To do: Find every line below with the word "Untrust" in it, and copy each one.

Input records:

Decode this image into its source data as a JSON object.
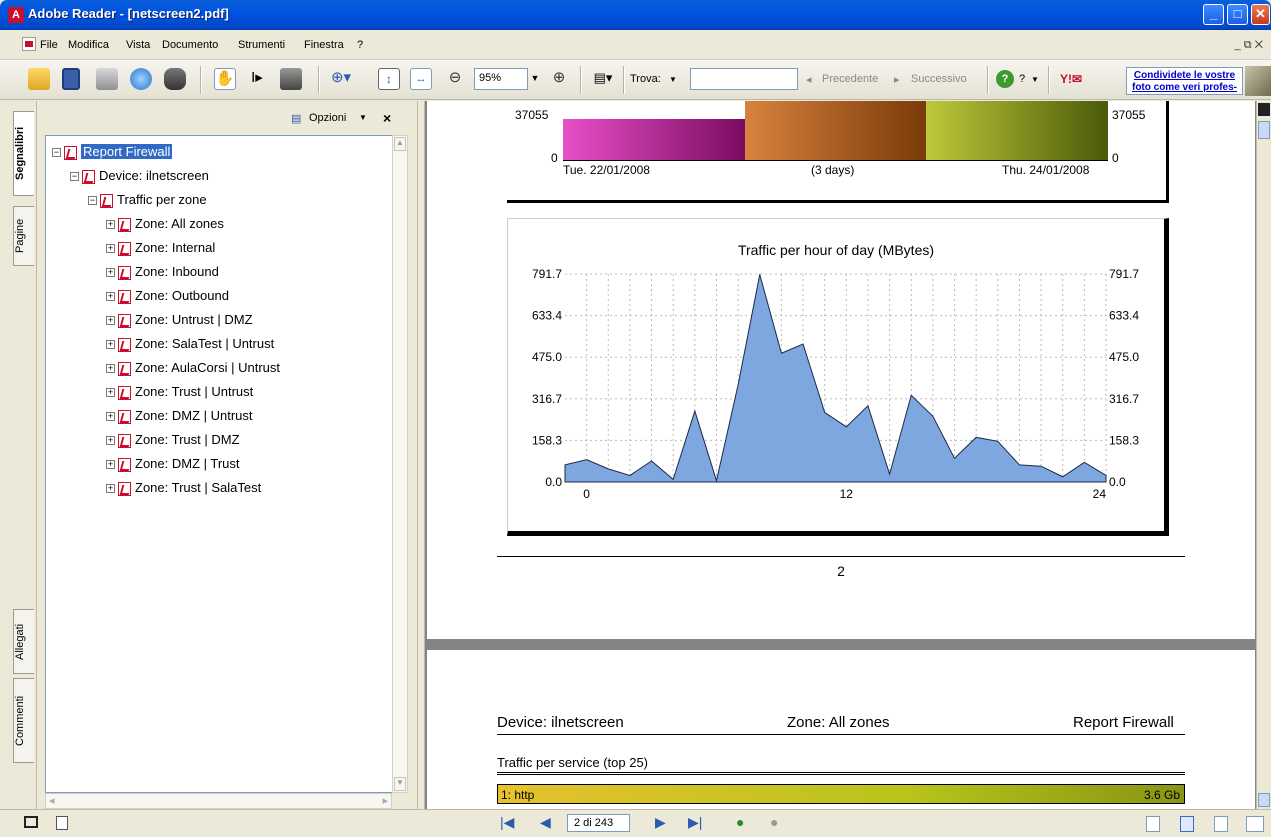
{
  "window": {
    "title": "Adobe Reader - [netscreen2.pdf]"
  },
  "menu": {
    "items": [
      "File",
      "Modifica",
      "Vista",
      "Documento",
      "Strumenti",
      "Finestra",
      "?"
    ],
    "mdi_controls": "_ ⧉ ✕"
  },
  "toolbar": {
    "zoom": "95%",
    "find_label": "Trova:",
    "find_value": "",
    "prev_label": "Precedente",
    "next_label": "Successivo",
    "help_label": "?",
    "ad_text": "Condividete le vostre foto come veri profes-"
  },
  "side_tabs": {
    "bookmarks": "Segnalibri",
    "pages": "Pagine",
    "attachments": "Allegati",
    "comments": "Commenti"
  },
  "bookmarks": {
    "options_label": "Opzioni",
    "tree": [
      {
        "label": "Report Firewall",
        "level": 0,
        "expanded": true,
        "selected": true
      },
      {
        "label": "Device: ilnetscreen",
        "level": 1,
        "expanded": true
      },
      {
        "label": "Traffic per zone",
        "level": 2,
        "expanded": true
      },
      {
        "label": "Zone: All zones",
        "level": 3
      },
      {
        "label": "Zone: Internal",
        "level": 3
      },
      {
        "label": "Zone: Inbound",
        "level": 3
      },
      {
        "label": "Zone: Outbound",
        "level": 3
      },
      {
        "label": "Zone: Untrust | DMZ",
        "level": 3
      },
      {
        "label": "Zone: SalaTest | Untrust",
        "level": 3
      },
      {
        "label": "Zone: AulaCorsi | Untrust",
        "level": 3
      },
      {
        "label": "Zone: Trust | Untrust",
        "level": 3
      },
      {
        "label": "Zone: DMZ | Untrust",
        "level": 3
      },
      {
        "label": "Zone: Trust | DMZ",
        "level": 3
      },
      {
        "label": "Zone: DMZ | Trust",
        "level": 3
      },
      {
        "label": "Zone: Trust | SalaTest",
        "level": 3
      }
    ]
  },
  "doc": {
    "top_chart": {
      "ymax": "37055",
      "ymin": "0",
      "start": "Tue. 22/01/2008",
      "middle": "(3 days)",
      "end": "Thu. 24/01/2008",
      "colors": [
        "#c02a9c",
        "#b86018",
        "#8a9a14"
      ]
    },
    "page_number": "2",
    "header": {
      "device": "Device: ilnetscreen",
      "zone": "Zone: All zones",
      "report": "Report Firewall"
    },
    "section_title": "Traffic per service (top 25)",
    "service_row": {
      "label": "1: http",
      "value": "3.6 Gb"
    }
  },
  "chart_data": {
    "type": "area",
    "title": "Traffic per hour of day (MBytes)",
    "ylim": [
      0,
      791.7
    ],
    "yticks": [
      "0.0",
      "158.3",
      "316.7",
      "475.0",
      "633.4",
      "791.7"
    ],
    "xticks": [
      {
        "x": 0,
        "label": "0"
      },
      {
        "x": 12,
        "label": "12"
      },
      {
        "x": 24,
        "label": "24"
      }
    ],
    "grid": true,
    "color": "#7ea7e0",
    "x": [
      -1,
      0,
      1,
      2,
      3,
      4,
      5,
      6,
      7,
      8,
      9,
      10,
      11,
      12,
      13,
      14,
      15,
      16,
      17,
      18,
      19,
      20,
      21,
      22,
      23,
      24
    ],
    "values": [
      65,
      85,
      50,
      25,
      80,
      10,
      270,
      5,
      370,
      790,
      490,
      525,
      265,
      210,
      290,
      30,
      330,
      250,
      90,
      170,
      155,
      65,
      60,
      20,
      75,
      25
    ]
  },
  "status": {
    "page_field": "2 di 243"
  }
}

Answer:
        "label": "Zone: Untrust | DMZ",
        "label": "Zone: SalaTest | Untrust",
        "label": "Zone: AulaCorsi | Untrust",
        "label": "Zone: Trust | Untrust",
        "label": "Zone: DMZ | Untrust",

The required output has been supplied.